It should be observed that the Applicant sought the grant of bail on the basis that he falls within the exceptional circumstances. Paragraphs 3 & 4 of the Applicant’s Affidavit in support of the Application, the Applicant deposed that he was on 1st September 2012prior to his arrest diagnosed with Kidney Failure resulting into reduced Urea and Cretutive Clearances. A copy of the diagnosis Report was attached as Annexture “A”. further, in Paragraph “B” the deponent stated that an examination was conducted on him while in Murchison Hospital and the results disclosed that the Applicant was still suffering from Acute ( End stage Glumerulonephritis ( Kidney disease). The Report was attached and marked Annexture “C”.

It should be observed that before the hearing of the Application could proceed, I asked Counsel Mooli to adduce a recent copy of the Medical Report showing the Applicant’s health condition. On 9/05/2014, the Applicant adduced a Medical Report dated 2nd May 2014.

I agree with the State Attorney with regard to the issue that the Law requires that the Medical Report must state that the Applicant’s health condition cannot be handled in prison. Section 15(3) of the T.I.A requires that grave illness certified by a medical officer of the prison or other institution or place where the Accused is detained as being incapable of adequate medical treatment while the Accused is in custody. In accordance with the facts, the Applicant’s Medical Report does not show that the Applicant’s health condition cannot be monitored in prison and this is a necessary requirement under the law. Therefore failure to state the same is fatal. And the Applicant failed to prove any exceptional circumstances warranting his release on bail.

I am aware that proof of exceptional circumstances is not mandatory. See Foundation for Human Rights Initiatives vs. Attorney General Constitutional Petition No. 020 of 2006

In accordance with the facts, the Applicant is indicated with a grave offence of Murder contrary to Section 188 & 189 Penal Code Act. It should be noted that notwithstanding the fact that bail is premised on the presumption of innocence, and proof of exceptional circumstances is not mandatory. The Applicant is required to show that he will not abscond if released on bail and likely he will not interfere with Prosecution evidence. Section 15 (4) of the T.I.A lays down considerations on whether the Applicant is not likely to abscond if released on bail among others that he has sound sureties and whether he has a fixed place of abode. In Foundation for Human Rights Initiative vs. Attorney General Constitutional Petition No. 020 of 2006, before Leticia Kikonyogo Mukasa J. where it was held that ‘it is relevant, unless the offence is minor to take into account, certain matters like the gravity of the offence, nature of accusation, antecedents of the Accused person whether he has a fixed place of abode within the Court’s jurisdiction’

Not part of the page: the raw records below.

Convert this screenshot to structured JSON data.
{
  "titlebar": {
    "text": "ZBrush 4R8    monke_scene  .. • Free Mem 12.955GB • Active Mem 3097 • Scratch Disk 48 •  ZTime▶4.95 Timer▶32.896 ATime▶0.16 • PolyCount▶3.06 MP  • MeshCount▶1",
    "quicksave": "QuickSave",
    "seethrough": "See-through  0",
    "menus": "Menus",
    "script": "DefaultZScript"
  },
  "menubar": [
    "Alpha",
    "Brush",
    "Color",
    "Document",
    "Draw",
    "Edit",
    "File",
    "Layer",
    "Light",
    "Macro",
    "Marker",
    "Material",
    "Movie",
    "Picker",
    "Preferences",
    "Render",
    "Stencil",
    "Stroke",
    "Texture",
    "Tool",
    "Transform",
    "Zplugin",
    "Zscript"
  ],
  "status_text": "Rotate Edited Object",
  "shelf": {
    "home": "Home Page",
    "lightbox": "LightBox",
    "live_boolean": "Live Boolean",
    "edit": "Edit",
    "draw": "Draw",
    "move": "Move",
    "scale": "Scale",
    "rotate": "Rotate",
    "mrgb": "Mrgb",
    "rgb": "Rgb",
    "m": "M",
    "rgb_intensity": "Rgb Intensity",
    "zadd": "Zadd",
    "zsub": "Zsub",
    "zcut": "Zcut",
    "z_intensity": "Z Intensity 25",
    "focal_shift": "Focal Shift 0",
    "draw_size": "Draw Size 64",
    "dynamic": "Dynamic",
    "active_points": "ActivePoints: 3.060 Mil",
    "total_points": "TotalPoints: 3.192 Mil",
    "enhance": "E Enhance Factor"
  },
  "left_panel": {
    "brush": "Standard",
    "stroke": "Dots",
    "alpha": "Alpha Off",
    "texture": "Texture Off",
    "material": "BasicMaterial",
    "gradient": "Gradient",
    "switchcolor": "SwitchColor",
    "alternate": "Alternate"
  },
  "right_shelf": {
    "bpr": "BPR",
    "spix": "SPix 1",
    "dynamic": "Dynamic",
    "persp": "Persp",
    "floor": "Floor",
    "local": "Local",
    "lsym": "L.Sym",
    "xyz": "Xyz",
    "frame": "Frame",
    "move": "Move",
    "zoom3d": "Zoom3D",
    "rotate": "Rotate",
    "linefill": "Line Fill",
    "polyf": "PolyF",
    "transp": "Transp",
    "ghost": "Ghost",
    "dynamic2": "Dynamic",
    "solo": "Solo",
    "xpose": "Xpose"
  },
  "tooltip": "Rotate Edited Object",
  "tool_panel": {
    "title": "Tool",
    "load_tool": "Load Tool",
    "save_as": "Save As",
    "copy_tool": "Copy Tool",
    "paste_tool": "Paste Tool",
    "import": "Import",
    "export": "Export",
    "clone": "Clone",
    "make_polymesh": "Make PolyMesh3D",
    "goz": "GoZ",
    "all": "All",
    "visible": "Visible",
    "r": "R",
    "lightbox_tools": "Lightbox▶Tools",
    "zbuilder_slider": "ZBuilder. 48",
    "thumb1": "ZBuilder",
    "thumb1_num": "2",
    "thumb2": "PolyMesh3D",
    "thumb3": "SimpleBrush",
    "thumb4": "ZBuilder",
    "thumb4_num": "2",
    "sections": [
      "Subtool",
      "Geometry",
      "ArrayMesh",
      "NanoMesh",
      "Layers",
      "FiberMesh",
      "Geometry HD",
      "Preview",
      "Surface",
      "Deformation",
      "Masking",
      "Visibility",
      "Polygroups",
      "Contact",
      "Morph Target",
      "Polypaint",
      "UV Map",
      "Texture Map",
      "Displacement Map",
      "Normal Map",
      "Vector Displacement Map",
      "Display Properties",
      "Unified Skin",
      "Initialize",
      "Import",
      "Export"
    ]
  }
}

 In Paragraph 10 of the Affidavit, the Applicant averred that he has a fixed place of abode within the jurisdiction of Court. He however did not specify where this place is nor is there any introductory letter from the LC of his area. Therefore with this fact I find that the Applicant failed to adduce any such evidence.

On the issue of Sureties, Surety No. 1 is substantial but sureties 2 and 3 (nephew and friend respectively) are not. I don’t think they will be able to exercise such authority to ensure that the Applicant appears in Court when required to do so. And bearing into mind the issue that the Applicant is charged with the Offence of Murder which is a grave offence under the law, the period of sixteen months spent by the Applicant under detention, the Applicant has not proved any exceptional circumstances warranting his release on the bail.

Under Section 15 (2) of the T.I.A Court may refuse to grant bail if the Applicant fails to prove to its satisfaction that exceptional circumstances exist justifying his release on bail; and that he or she will not abscond when released on bail.

In the circumstances, the Applicant has not showed any exceptional circumstances as per Section 15 (2) of the T.I.A Cap.23 and I DECLINE TO EXERCISE COURT’S DISCRETION TO GRANT THE APPLICANT BAIL.







14th May, 2014